“It’s an isolated case,” Dr. Scott Zaari, Manitoba’s chief veterinary officer, said April 30, about one of the two cases.
One of the people had direct interaction with pigs, while the other had only indirect contact. Provincial officials would not offer details on where the people were apparently infected or what role they play in the hog farming industry.
Dr. Brent Roussin, Manitoba’s chief public health officer, said the cases were probably caught because of increased public concerns over flu-like symptoms due to the COVID-19 pandemic...
Manitoba Pork Issues Statement On Human Case Of H1N1v & H1N2v
by Cory Knutt, Discover Westman (CAN)
29 April 2021
Manitoba Pork issued the following statement Friday:
Today, the Chief Public Health Officer and the Chief Veterinary Officer for the Province of Manitoba have announced a positive human case of both H1N1v and H1N2v. These cases are separate of one another and are not related. There is no evidence at this time of sustained person-to-person transfer and no increased risk to the public.
H1N1 is a subtype of influenza A, with many strains that regularly circulate in both humans and pigs. The strain identified is rarely seen in people. The individual experienced only mild clinical signs and has since recovered with no known transmission to other individuals. H1N1 cases are not uncommon. For example, H1N1 was the dominant subtype of influenza cases in 2019-2020 according to Health Canada.
The individual confirmed with H1N2v experienced only mild clinical signs and has since recovered with no known transmission to other individuals. The spread of infection of H1N2 between humans is very rare. This represents only the second case of H1N2v identified in Canada with the first having been identified last year in Alberta. While H1N2 is rare in humans, it is not an uncommon virus among swine herds in North America, with about 30 cases reported in pigs each quarter across Western Canada. Since 2005, fewer than 30 cases have been reported in humans around the world.
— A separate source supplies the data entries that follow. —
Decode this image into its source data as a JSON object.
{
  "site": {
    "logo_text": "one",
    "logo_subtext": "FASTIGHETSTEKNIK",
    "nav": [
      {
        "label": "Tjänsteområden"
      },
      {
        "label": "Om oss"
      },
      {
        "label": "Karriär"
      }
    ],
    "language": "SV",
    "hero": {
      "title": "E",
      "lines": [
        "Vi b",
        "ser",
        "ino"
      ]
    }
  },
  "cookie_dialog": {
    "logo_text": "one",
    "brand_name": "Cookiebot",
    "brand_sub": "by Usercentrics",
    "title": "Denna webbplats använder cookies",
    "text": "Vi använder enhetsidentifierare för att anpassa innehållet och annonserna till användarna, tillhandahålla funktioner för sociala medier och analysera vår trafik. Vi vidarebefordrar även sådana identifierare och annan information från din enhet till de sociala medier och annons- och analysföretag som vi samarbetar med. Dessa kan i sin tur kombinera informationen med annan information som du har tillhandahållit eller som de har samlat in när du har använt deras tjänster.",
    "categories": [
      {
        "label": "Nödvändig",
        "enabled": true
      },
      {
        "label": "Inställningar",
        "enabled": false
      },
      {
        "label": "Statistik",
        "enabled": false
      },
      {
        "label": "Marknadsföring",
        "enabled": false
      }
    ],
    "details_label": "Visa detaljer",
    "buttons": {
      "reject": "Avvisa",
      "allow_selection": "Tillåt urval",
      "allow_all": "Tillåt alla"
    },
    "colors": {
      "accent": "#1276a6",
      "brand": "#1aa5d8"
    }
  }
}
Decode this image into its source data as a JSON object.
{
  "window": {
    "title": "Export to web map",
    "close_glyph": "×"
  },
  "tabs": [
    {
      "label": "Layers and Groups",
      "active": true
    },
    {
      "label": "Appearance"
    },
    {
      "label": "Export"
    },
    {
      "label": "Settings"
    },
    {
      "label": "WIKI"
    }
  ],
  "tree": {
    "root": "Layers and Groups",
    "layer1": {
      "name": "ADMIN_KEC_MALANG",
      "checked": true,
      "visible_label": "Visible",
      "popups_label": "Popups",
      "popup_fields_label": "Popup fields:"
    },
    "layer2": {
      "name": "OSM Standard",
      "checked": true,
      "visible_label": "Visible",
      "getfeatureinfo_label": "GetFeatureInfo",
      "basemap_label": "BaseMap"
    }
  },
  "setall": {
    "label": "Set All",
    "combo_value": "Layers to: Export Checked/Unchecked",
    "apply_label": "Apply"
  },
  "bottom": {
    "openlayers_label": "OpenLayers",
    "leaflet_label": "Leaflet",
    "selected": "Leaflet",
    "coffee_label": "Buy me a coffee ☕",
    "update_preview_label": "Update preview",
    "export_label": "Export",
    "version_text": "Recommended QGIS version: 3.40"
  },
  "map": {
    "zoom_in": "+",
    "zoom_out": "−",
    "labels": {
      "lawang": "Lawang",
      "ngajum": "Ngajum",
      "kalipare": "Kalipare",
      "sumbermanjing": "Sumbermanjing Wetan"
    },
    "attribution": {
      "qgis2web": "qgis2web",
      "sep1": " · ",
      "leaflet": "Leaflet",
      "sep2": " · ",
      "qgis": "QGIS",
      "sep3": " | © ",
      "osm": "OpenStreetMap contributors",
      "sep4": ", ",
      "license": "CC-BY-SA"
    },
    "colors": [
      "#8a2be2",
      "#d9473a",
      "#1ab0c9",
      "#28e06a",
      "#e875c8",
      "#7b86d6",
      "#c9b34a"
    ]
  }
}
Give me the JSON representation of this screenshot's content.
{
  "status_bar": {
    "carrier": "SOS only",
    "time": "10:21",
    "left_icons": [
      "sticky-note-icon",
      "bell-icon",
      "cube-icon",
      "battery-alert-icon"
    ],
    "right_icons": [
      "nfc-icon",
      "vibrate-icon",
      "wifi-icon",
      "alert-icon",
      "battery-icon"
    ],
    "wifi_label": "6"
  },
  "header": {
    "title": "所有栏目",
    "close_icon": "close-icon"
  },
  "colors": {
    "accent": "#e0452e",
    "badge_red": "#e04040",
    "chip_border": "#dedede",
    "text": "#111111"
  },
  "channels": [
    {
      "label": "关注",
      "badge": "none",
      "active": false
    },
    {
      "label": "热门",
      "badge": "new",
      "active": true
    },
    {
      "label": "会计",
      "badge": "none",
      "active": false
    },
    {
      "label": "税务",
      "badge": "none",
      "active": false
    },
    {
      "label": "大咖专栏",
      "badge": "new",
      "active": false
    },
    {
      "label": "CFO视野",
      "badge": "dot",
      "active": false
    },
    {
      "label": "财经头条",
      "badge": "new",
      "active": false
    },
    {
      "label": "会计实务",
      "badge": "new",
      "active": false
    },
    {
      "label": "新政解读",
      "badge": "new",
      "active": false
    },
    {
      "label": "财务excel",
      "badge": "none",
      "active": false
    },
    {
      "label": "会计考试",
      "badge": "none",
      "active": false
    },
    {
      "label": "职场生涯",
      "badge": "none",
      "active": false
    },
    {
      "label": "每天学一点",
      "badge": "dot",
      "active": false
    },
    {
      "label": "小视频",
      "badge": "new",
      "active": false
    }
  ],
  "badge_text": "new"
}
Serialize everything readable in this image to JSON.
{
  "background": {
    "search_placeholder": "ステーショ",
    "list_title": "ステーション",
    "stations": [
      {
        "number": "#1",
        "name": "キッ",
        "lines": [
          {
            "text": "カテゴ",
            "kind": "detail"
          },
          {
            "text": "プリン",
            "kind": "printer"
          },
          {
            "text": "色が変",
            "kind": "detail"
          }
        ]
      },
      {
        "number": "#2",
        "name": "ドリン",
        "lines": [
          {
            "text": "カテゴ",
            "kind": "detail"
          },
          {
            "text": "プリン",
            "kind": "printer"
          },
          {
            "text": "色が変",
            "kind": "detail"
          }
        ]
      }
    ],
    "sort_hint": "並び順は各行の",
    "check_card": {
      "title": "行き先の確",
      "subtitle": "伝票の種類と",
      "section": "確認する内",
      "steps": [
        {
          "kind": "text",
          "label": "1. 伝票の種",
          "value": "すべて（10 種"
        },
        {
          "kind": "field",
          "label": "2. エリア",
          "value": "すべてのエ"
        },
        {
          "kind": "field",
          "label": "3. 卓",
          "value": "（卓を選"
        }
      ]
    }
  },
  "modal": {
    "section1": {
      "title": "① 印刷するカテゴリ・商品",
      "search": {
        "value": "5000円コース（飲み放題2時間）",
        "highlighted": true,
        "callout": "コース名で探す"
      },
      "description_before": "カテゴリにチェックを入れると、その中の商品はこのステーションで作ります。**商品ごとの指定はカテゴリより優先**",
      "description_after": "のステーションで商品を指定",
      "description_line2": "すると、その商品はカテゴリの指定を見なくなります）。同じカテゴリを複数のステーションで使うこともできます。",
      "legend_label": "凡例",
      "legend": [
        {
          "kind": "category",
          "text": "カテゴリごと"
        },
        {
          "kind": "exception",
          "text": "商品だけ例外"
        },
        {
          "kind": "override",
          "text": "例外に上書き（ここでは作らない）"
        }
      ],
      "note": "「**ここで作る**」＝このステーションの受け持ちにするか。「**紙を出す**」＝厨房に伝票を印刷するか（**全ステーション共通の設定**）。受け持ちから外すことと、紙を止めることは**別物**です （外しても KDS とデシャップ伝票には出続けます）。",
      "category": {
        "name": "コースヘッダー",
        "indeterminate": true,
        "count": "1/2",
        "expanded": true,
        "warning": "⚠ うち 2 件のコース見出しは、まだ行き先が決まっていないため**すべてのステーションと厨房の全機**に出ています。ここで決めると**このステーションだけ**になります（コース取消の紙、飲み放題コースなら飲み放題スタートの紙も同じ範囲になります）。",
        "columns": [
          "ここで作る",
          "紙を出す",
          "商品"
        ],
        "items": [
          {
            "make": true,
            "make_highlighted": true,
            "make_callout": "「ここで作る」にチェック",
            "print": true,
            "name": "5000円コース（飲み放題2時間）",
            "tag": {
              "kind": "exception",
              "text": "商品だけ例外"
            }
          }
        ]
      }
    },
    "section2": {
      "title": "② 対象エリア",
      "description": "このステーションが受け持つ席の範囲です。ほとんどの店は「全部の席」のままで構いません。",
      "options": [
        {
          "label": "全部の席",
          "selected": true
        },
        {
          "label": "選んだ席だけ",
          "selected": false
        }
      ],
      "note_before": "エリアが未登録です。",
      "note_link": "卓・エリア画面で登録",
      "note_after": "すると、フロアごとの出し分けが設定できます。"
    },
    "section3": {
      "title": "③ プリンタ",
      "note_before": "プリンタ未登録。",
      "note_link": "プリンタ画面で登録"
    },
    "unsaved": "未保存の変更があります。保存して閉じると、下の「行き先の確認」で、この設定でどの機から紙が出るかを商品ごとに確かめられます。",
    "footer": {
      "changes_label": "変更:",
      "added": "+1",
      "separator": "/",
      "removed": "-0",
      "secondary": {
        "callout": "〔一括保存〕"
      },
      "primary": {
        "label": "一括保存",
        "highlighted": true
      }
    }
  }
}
H1N1 and H1N2 are not food-borne illnesses. Neither virus can be transmitted by eating pork. Consumers can be assured that there is no risk associated with keeping pork on their menus.
Hog farmers have been proactively engaged in influenza surveillance for many years...